While WA's health promotion agency admits it usually aims safe drinking messages at sports fans and young men who binge drink, for the first time it is targeting those who attend performing arts such as ballet and music, particularly women.
Healthway says risky drinking is a problem across the community and research shows arts lovers are more likely to drink too much than other people.
It is sponsoring the WA Symphony Orchestra with $275,000 over two years, which includes the naming rights of Alcohol Think Again for the Masters Series concerts launched at the Perth Concert Hall last night.
WA Ballet will get $110,000 over a year to promote the health message at its performances.
The campaign features images of young women - a ballerina and a violinist - showing how alcohol can increase the risk of a range of cancers affecting the breasts, mouth, throat and liver.
Healthway chairwoman Rosanna Capolingua said research showed that while those who attended the arts smoked less and exercised more than non-patrons, they drank more.
Yet premium wine had just as much alcohol as cheap products, and risky drinking did not have to mean "rolling-around drunk".

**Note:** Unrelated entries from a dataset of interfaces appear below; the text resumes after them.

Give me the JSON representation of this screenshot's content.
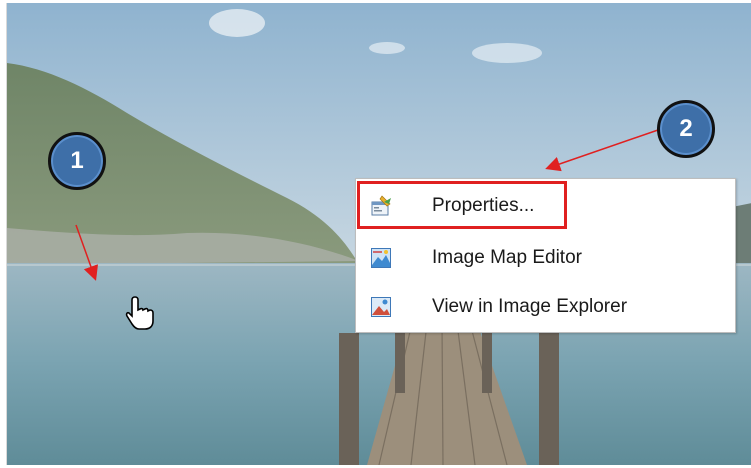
{
  "context_menu": {
    "items": [
      {
        "label": "Properties...",
        "icon": "properties-icon"
      },
      {
        "label": "Image Map Editor",
        "icon": "image-map-editor-icon"
      },
      {
        "label": "View in Image Explorer",
        "icon": "image-explorer-icon"
      }
    ]
  },
  "callouts": {
    "step1": "1",
    "step2": "2"
  },
  "colors": {
    "highlight": "#e02020",
    "badge": "#3e6fa8",
    "arrow": "#e02020"
  }
}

"They're not causing a one punch or getting glassed in the face but the unseen harm to their livers and arteries is happening," Dr Capolingua said.
"It's different to the very obvious images that outrage society when we see young people being injured or harmed by alcohol."
Dr Capolingua said that in her Floreat doctors' surgery she regularly saw women who drank too much.
Many still did not grasp the concept of having no more than two standard drinks a day, which usually meant two 100ml glasses of wine.
She said some women routinely shared a bottle of wine with their partner, liberally filling large wine glasses, which meant they had about four standards drinks.
WASO chairwoman Janet Holmes a Court said it was good sponsorship arrangement because safe drinking messages tended to be aimed at sporting groups and the young.
WA Ballet chairman John Langoulant said it was an innovative health campaign.